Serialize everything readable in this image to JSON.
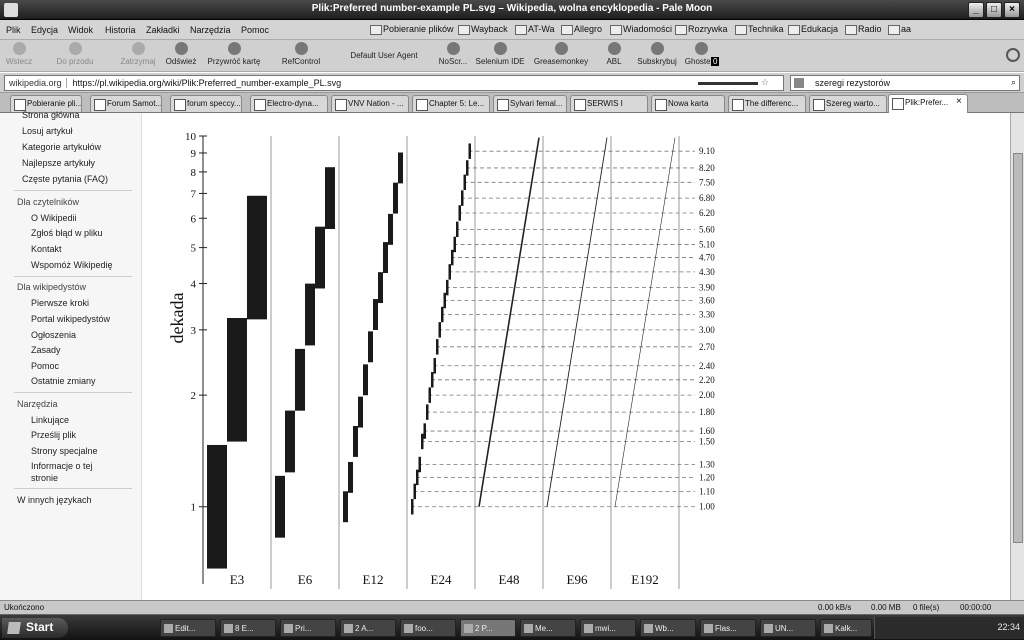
{
  "window": {
    "title": "Plik:Preferred number-example PL.svg – Wikipedia, wolna encyklopedia - Pale Moon",
    "minimize": "_",
    "maximize": "□",
    "close": "×"
  },
  "menu": [
    "Plik",
    "Edycja",
    "Widok",
    "Historia",
    "Zakładki",
    "Narzędzia",
    "Pomoc"
  ],
  "bookmarks": [
    "Pobieranie plików",
    "Wayback",
    "AT-Wa",
    "Allegro",
    "Wiadomości",
    "Rozrywka",
    "Technika",
    "Edukacja",
    "Radio",
    "aa"
  ],
  "toolbar": {
    "back": "Wstecz",
    "forward": "Do przodu",
    "stop": "Zatrzymaj",
    "reload": "Odśwież",
    "restore_tab": "Przywróć kartę",
    "refcontrol": "RefControl",
    "user_agent": "Default User Agent",
    "noscript": "NoScr...",
    "selenium": "Selenium IDE",
    "greasemonkey": "Greasemonkey",
    "abl": "ABL",
    "subscribe": "Subskrybuj",
    "ghostery": "Ghostery",
    "ghostery_count": "0"
  },
  "address": {
    "site": "wikipedia.org",
    "url": "https://pl.wikipedia.org/wiki/Plik:Preferred_number-example_PL.svg"
  },
  "search": {
    "value": "szeregi rezystorów"
  },
  "tabs": [
    "Pobieranie pli...",
    "Forum Samot...",
    "forum speccy...",
    "Electro-dyna...",
    "VNV Nation - ...",
    "Chapter 5: Le...",
    "Sylvari femal...",
    "SERWIS I",
    "Nowa karta",
    "The differenc...",
    "Szereg warto...",
    "Plik:Prefer..."
  ],
  "sidebar": {
    "nav": [
      "Strona główna",
      "Losuj artykuł",
      "Kategorie artykułów",
      "Najlepsze artykuły",
      "Częste pytania (FAQ)"
    ],
    "readers_heading": "Dla czytelników",
    "readers": [
      "O Wikipedii",
      "Zgłoś błąd w pliku",
      "Kontakt",
      "Wspomóż Wikipedię"
    ],
    "editors_heading": "Dla wikipedystów",
    "editors": [
      "Pierwsze kroki",
      "Portal wikipedystów",
      "Ogłoszenia",
      "Zasady",
      "Pomoc",
      "Ostatnie zmiany"
    ],
    "tools_heading": "Narzędzia",
    "tools": [
      "Linkujące",
      "Prześlij plik",
      "Strony specjalne",
      "Informacje o tej",
      "stronie"
    ],
    "languages": "W innych językach"
  },
  "chart_data": {
    "type": "bar",
    "title": "",
    "xlabel": "",
    "ylabel": "dekada",
    "yscale": "log",
    "ylim": [
      0.6,
      10
    ],
    "yticks": [
      "1",
      "2",
      "3",
      "4",
      "5",
      "6",
      "7",
      "8",
      "9",
      "10"
    ],
    "categories": [
      "E3",
      "E6",
      "E12",
      "E24",
      "E48",
      "E96",
      "E192"
    ],
    "series": [
      {
        "values": [
          1.0,
          2.2,
          4.7
        ]
      },
      {
        "values": [
          1.0,
          1.5,
          2.2,
          3.3,
          4.7,
          6.8
        ]
      },
      {
        "values": [
          1.0,
          1.2,
          1.5,
          1.8,
          2.2,
          2.7,
          3.3,
          3.9,
          4.7,
          5.6,
          6.8,
          8.2
        ]
      },
      {
        "values": [
          1.0,
          1.1,
          1.2,
          1.3,
          1.5,
          1.6,
          1.8,
          2.0,
          2.2,
          2.4,
          2.7,
          3.0,
          3.3,
          3.6,
          3.9,
          4.3,
          4.7,
          5.1,
          5.6,
          6.2,
          6.8,
          7.5,
          8.2,
          9.1
        ]
      }
    ],
    "dense_series": [
      48,
      96,
      192
    ],
    "right_labels": [
      "9.10",
      "8.20",
      "7.50",
      "6.80",
      "6.20",
      "5.60",
      "5.10",
      "4.70",
      "4.30",
      "3.90",
      "3.60",
      "3.30",
      "3.00",
      "2.70",
      "2.40",
      "2.20",
      "2.00",
      "1.80",
      "1.60",
      "1.50",
      "1.30",
      "1.20",
      "1.10",
      "1.00"
    ]
  },
  "status": {
    "text": "Ukończono",
    "speed": "0.00 kB/s",
    "mem": "0.00 MB",
    "files": "0 file(s)",
    "time": "00:00:00"
  },
  "taskbar": {
    "start": "Start",
    "items": [
      "Edit...",
      "8 E...",
      "Pri...",
      "2 A...",
      "foo...",
      "2 P...",
      "Me...",
      "mwi...",
      "Wb...",
      "Flas...",
      "UN...",
      "Kalk..."
    ],
    "clock": "22:34"
  }
}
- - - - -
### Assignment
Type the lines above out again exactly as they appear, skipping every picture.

### Task response
Serialize everything readable in this image to JSON.
{
  "window": {
    "title": "Plik:Preferred number-example PL.svg – Wikipedia, wolna encyklopedia - Pale Moon",
    "minimize": "_",
    "maximize": "□",
    "close": "×"
  },
  "menu": [
    "Plik",
    "Edycja",
    "Widok",
    "Historia",
    "Zakładki",
    "Narzędzia",
    "Pomoc"
  ],
  "bookmarks": [
    "Pobieranie plików",
    "Wayback",
    "AT-Wa",
    "Allegro",
    "Wiadomości",
    "Rozrywka",
    "Technika",
    "Edukacja",
    "Radio",
    "aa"
  ],
  "toolbar": {
    "back": "Wstecz",
    "forward": "Do przodu",
    "stop": "Zatrzymaj",
    "reload": "Odśwież",
    "restore_tab": "Przywróć kartę",
    "refcontrol": "RefControl",
    "user_agent": "Default User Agent",
    "noscript": "NoScr...",
    "selenium": "Selenium IDE",
    "greasemonkey": "Greasemonkey",
    "abl": "ABL",
    "subscribe": "Subskrybuj",
    "ghostery": "Ghostery",
    "ghostery_count": "0"
  },
  "address": {
    "site": "wikipedia.org",
    "url": "https://pl.wikipedia.org/wiki/Plik:Preferred_number-example_PL.svg"
  },
  "search": {
    "value": "szeregi rezystorów"
  },
  "tabs": [
    "Pobieranie pli...",
    "Forum Samot...",
    "forum speccy...",
    "Electro-dyna...",
    "VNV Nation - ...",
    "Chapter 5: Le...",
    "Sylvari femal...",
    "SERWIS I",
    "Nowa karta",
    "The differenc...",
    "Szereg warto...",
    "Plik:Prefer..."
  ],
  "sidebar": {
    "nav": [
      "Strona główna",
      "Losuj artykuł",
      "Kategorie artykułów",
      "Najlepsze artykuły",
      "Częste pytania (FAQ)"
    ],
    "readers_heading": "Dla czytelników",
    "readers": [
      "O Wikipedii",
      "Zgłoś błąd w pliku",
      "Kontakt",
      "Wspomóż Wikipedię"
    ],
    "editors_heading": "Dla wikipedystów",
    "editors": [
      "Pierwsze kroki",
      "Portal wikipedystów",
      "Ogłoszenia",
      "Zasady",
      "Pomoc",
      "Ostatnie zmiany"
    ],
    "tools_heading": "Narzędzia",
    "tools": [
      "Linkujące",
      "Prześlij plik",
      "Strony specjalne",
      "Informacje o tej",
      "stronie"
    ],
    "languages": "W innych językach"
  },
  "chart_data": {
    "type": "bar",
    "title": "",
    "xlabel": "",
    "ylabel": "dekada",
    "yscale": "log",
    "ylim": [
      0.6,
      10
    ],
    "yticks": [
      "1",
      "2",
      "3",
      "4",
      "5",
      "6",
      "7",
      "8",
      "9",
      "10"
    ],
    "categories": [
      "E3",
      "E6",
      "E12",
      "E24",
      "E48",
      "E96",
      "E192"
    ],
    "series": [
      {
        "values": [
          1.0,
          2.2,
          4.7
        ]
      },
      {
        "values": [
          1.0,
          1.5,
          2.2,
          3.3,
          4.7,
          6.8
        ]
      },
      {
        "values": [
          1.0,
          1.2,
          1.5,
          1.8,
          2.2,
          2.7,
          3.3,
          3.9,
          4.7,
          5.6,
          6.8,
          8.2
        ]
      },
      {
        "values": [
          1.0,
          1.1,
          1.2,
          1.3,
          1.5,
          1.6,
          1.8,
          2.0,
          2.2,
          2.4,
          2.7,
          3.0,
          3.3,
          3.6,
          3.9,
          4.3,
          4.7,
          5.1,
          5.6,
          6.2,
          6.8,
          7.5,
          8.2,
          9.1
        ]
      }
    ],
    "dense_series": [
      48,
      96,
      192
    ],
    "right_labels": [
      "9.10",
      "8.20",
      "7.50",
      "6.80",
      "6.20",
      "5.60",
      "5.10",
      "4.70",
      "4.30",
      "3.90",
      "3.60",
      "3.30",
      "3.00",
      "2.70",
      "2.40",
      "2.20",
      "2.00",
      "1.80",
      "1.60",
      "1.50",
      "1.30",
      "1.20",
      "1.10",
      "1.00"
    ]
  },
  "status": {
    "text": "Ukończono",
    "speed": "0.00 kB/s",
    "mem": "0.00 MB",
    "files": "0 file(s)",
    "time": "00:00:00"
  },
  "taskbar": {
    "start": "Start",
    "items": [
      "Edit...",
      "8 E...",
      "Pri...",
      "2 A...",
      "foo...",
      "2 P...",
      "Me...",
      "mwi...",
      "Wb...",
      "Flas...",
      "UN...",
      "Kalk..."
    ],
    "clock": "22:34"
  }
}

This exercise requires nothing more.